The claimant count in May was recorded at 3946, reducing by 129 claims from the April figure, for three consecutive months claimants reduced and are 242 claims down on the figures for May 2009.

4.0% of the working age population of Reading is claiming job seekers allowance down 0.1% from April. The GB and South East rates reduced by 0.2%. The Reading rate is 1.2% higher than the South East rate of 2.8% and is no longer inline with the GB rate which is 0.1% lower than Reading, at a rate of 3.9%.

In April, White British people made up 60% of the claimant count, 2465 claimants for the month, down 55 claimants from last month. A relatively high proportion of people’s ethnicity was not known (14%). There were 835 Black and Minority Ethnic (BME) claimants in April 2010 compared to the 770 BME claimants in April 2009.
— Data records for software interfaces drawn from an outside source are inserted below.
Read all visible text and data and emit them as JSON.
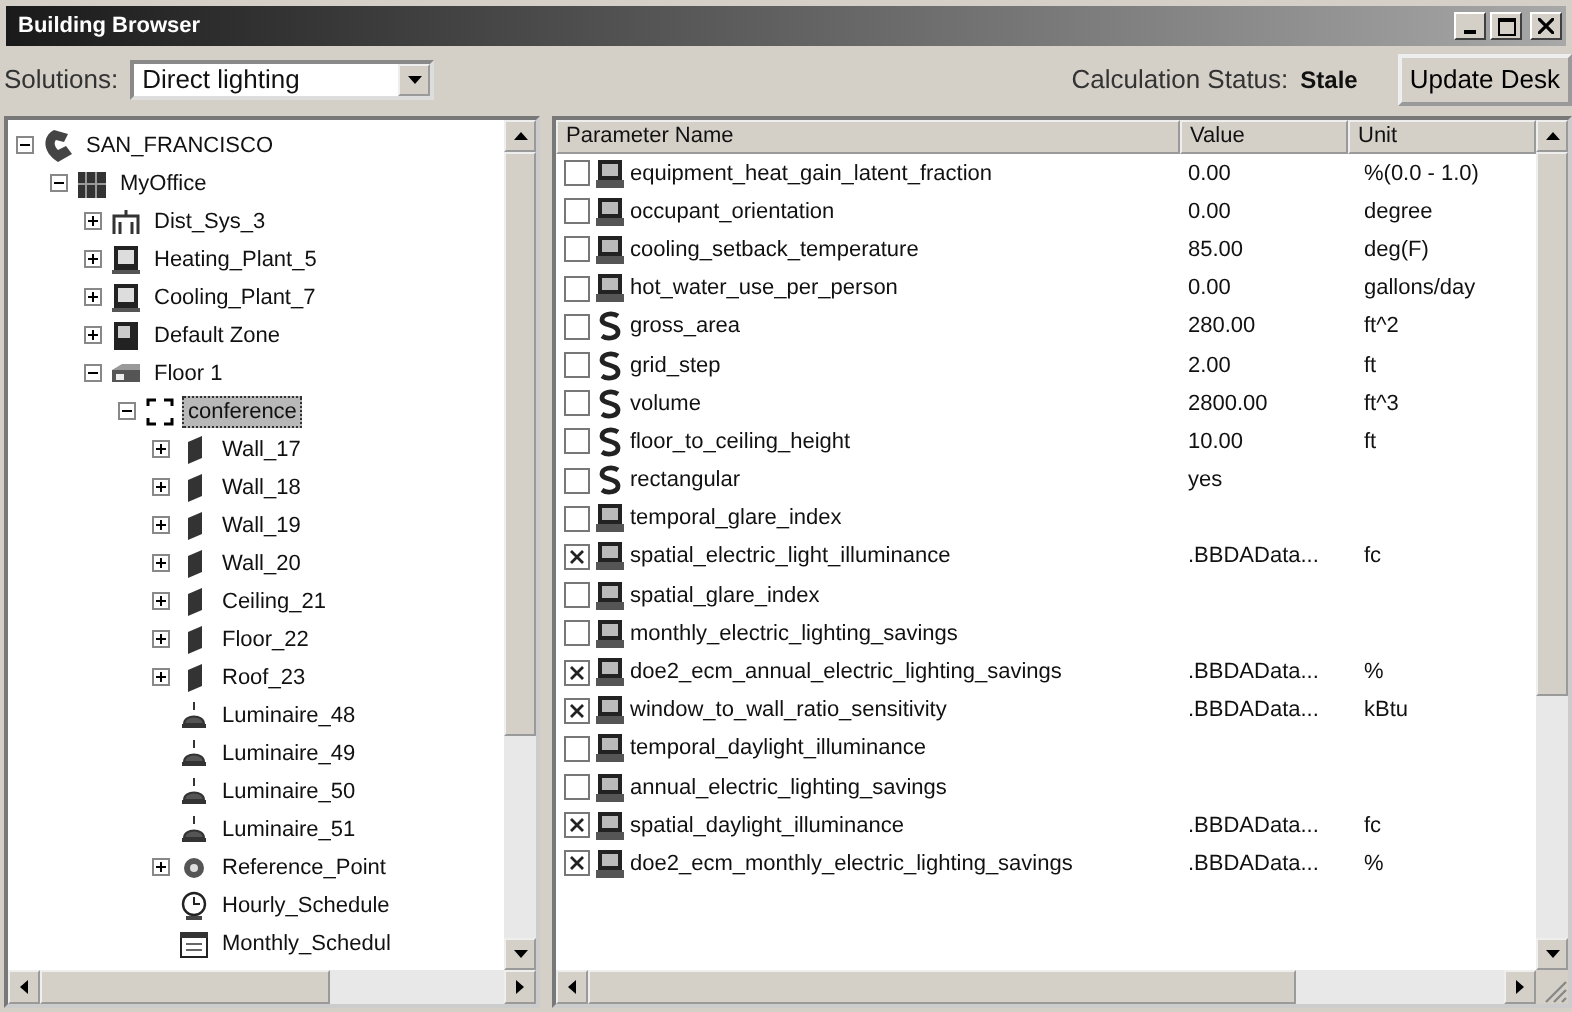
{
  "window": {
    "title": "Building Browser"
  },
  "toolbar": {
    "solutions_label": "Solutions:",
    "solutions_value": "Direct lighting",
    "status_label": "Calculation Status:",
    "status_value": "Stale",
    "update_button": "Update Desk"
  },
  "tree": [
    {
      "label": "SAN_FRANCISCO",
      "kind": "city",
      "expanded": true,
      "selected": false,
      "children": [
        {
          "label": "MyOffice",
          "kind": "building",
          "expanded": true,
          "selected": false,
          "children": [
            {
              "label": "Dist_Sys_3",
              "kind": "system",
              "expanded": false,
              "selected": false
            },
            {
              "label": "Heating_Plant_5",
              "kind": "plant",
              "expanded": false,
              "selected": false
            },
            {
              "label": "Cooling_Plant_7",
              "kind": "plant",
              "expanded": false,
              "selected": false
            },
            {
              "label": "Default Zone",
              "kind": "zone",
              "expanded": false,
              "selected": false
            },
            {
              "label": "Floor 1",
              "kind": "floor",
              "expanded": true,
              "selected": false,
              "children": [
                {
                  "label": "conference",
                  "kind": "space",
                  "expanded": true,
                  "selected": true,
                  "children": [
                    {
                      "label": "Wall_17",
                      "kind": "surface",
                      "expanded": false,
                      "selected": false
                    },
                    {
                      "label": "Wall_18",
                      "kind": "surface",
                      "expanded": false,
                      "selected": false
                    },
                    {
                      "label": "Wall_19",
                      "kind": "surface",
                      "expanded": false,
                      "selected": false
                    },
                    {
                      "label": "Wall_20",
                      "kind": "surface",
                      "expanded": false,
                      "selected": false
                    },
                    {
                      "label": "Ceiling_21",
                      "kind": "surface",
                      "expanded": false,
                      "selected": false
                    },
                    {
                      "label": "Floor_22",
                      "kind": "surface",
                      "expanded": false,
                      "selected": false
                    },
                    {
                      "label": "Roof_23",
                      "kind": "surface",
                      "expanded": false,
                      "selected": false
                    },
                    {
                      "label": "Luminaire_48",
                      "kind": "luminaire",
                      "selected": false
                    },
                    {
                      "label": "Luminaire_49",
                      "kind": "luminaire",
                      "selected": false
                    },
                    {
                      "label": "Luminaire_50",
                      "kind": "luminaire",
                      "selected": false
                    },
                    {
                      "label": "Luminaire_51",
                      "kind": "luminaire",
                      "selected": false
                    },
                    {
                      "label": "Reference_Point",
                      "kind": "refpoint",
                      "expanded": false,
                      "selected": false
                    },
                    {
                      "label": "Hourly_Schedule",
                      "kind": "schedule",
                      "selected": false
                    },
                    {
                      "label": "Monthly_Schedul",
                      "kind": "calendar",
                      "selected": false
                    }
                  ]
                }
              ]
            }
          ]
        }
      ]
    }
  ],
  "table": {
    "columns": [
      "Parameter Name",
      "Value",
      "Unit"
    ],
    "rows": [
      {
        "name": "equipment_heat_gain_latent_fraction",
        "value": "0.00",
        "unit": "%(0.0 - 1.0)",
        "kind": "input",
        "checked": false
      },
      {
        "name": "occupant_orientation",
        "value": "0.00",
        "unit": "degree",
        "kind": "input",
        "checked": false
      },
      {
        "name": "cooling_setback_temperature",
        "value": "85.00",
        "unit": "deg(F)",
        "kind": "input",
        "checked": false
      },
      {
        "name": "hot_water_use_per_person",
        "value": "0.00",
        "unit": "gallons/day",
        "kind": "input",
        "checked": false
      },
      {
        "name": "gross_area",
        "value": "280.00",
        "unit": "ft^2",
        "kind": "geometry",
        "checked": false
      },
      {
        "name": "grid_step",
        "value": "2.00",
        "unit": "ft",
        "kind": "geometry",
        "checked": false
      },
      {
        "name": "volume",
        "value": "2800.00",
        "unit": "ft^3",
        "kind": "geometry",
        "checked": false
      },
      {
        "name": "floor_to_ceiling_height",
        "value": "10.00",
        "unit": "ft",
        "kind": "geometry",
        "checked": false
      },
      {
        "name": "rectangular",
        "value": "yes",
        "kind": "geometry",
        "checked": false
      },
      {
        "name": "temporal_glare_index",
        "kind": "input",
        "checked": false
      },
      {
        "name": "spatial_electric_light_illuminance",
        "value": ".BBDAData...",
        "unit": "fc",
        "kind": "input",
        "checked": true
      },
      {
        "name": "spatial_glare_index",
        "kind": "input",
        "checked": false
      },
      {
        "name": "monthly_electric_lighting_savings",
        "kind": "input",
        "checked": false
      },
      {
        "name": "doe2_ecm_annual_electric_lighting_savings",
        "value": ".BBDAData...",
        "unit": "%",
        "kind": "input",
        "checked": true
      },
      {
        "name": "window_to_wall_ratio_sensitivity",
        "value": ".BBDAData...",
        "unit": "kBtu",
        "kind": "input",
        "checked": true
      },
      {
        "name": "temporal_daylight_illuminance",
        "kind": "input",
        "checked": false
      },
      {
        "name": "annual_electric_lighting_savings",
        "kind": "input",
        "checked": false
      },
      {
        "name": "spatial_daylight_illuminance",
        "value": ".BBDAData...",
        "unit": "fc",
        "kind": "input",
        "checked": true
      },
      {
        "name": "doe2_ecm_monthly_electric_lighting_savings",
        "value": ".BBDAData...",
        "unit": "%",
        "kind": "input",
        "checked": true
      }
    ]
  }
}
The majority of claimants, 665 people, are aged 20-24, 17% of all claimants fall within that age group, up 1% from April. Those aged 25-29 make up 13 % of claimants as do those aged 40-44. Those aged 25-29 saw the largest drop in claimants from April to May with a reduction of 35 claimants. Claimant numbers increased only for those aged 40-44, all other age groups went down in numbers claiming. Young people (those 24 and under) represent 25% of all claimants.

70% of job seeker claimants are male, which has been more or less the same throughout 2009 and into 2010. Only marginal fluctuation of 1 or 2 percent over the period has occurred and this time last year males made up 73% of claimants, which means female claimants had an annual increased from 27% to 30%.

The proportion of Reading’s population claiming job seekers match those of 10 authorities in Great Britain including Bridge End, Bedford and Preston. Across the South East, Reading is in 8th place with 7 other local authorities with a higher rate.

Hopefully, the situation will continue to improve. But with the Conservatives and Lib Dems poised to swing the axe again on Tuesday at the "emergency budget", this may push us into a double dip recession.

I would like to see a Green New Deal introduced, creating millions of jobs and training opportunities, giving us the infrastructure and public services fit of the 21st century. This economic boost would help get us through the recession.

Pedestrian killed in accident at Cemetery Junction

There was a collision between a pedestrian and a vehicle at Cemetery Junction on Saturday night, which resulted in the death of the pedestrian.

This is a tragic accident and my thoughts go out to the victim's friends and family. I have been campaigning to improve the safety of the various crossings at this busy junction for a number of years with petitions and other lobbying. I will be redouble my efforts and have asked for an urgent meeting with officers.

Cuts: the axe falls yet again on local public services

Devastating cuts are beginning to filter down to Council level. Last week it was announced that next year's council budget will be cut by £1.6 million -- 11.9%.

The Reading Post has an article on this here going into more detail.

Reading Labour are attacking these cuts which will have a devastating impact on public services, but forgetting to mention that they would have introduced very similar cuts, but just a little bit further into the future.

Cuts are not necessity, but a political choice. One alternative would be introducing a fairer tax system where the superrich pay their share. Green MP Caroline Lucas has co-authored a report on alternatives to cuts to our public services which will surely hit the weakest and most vulnerable hardest.

And we haven't even had the emergency budget yet!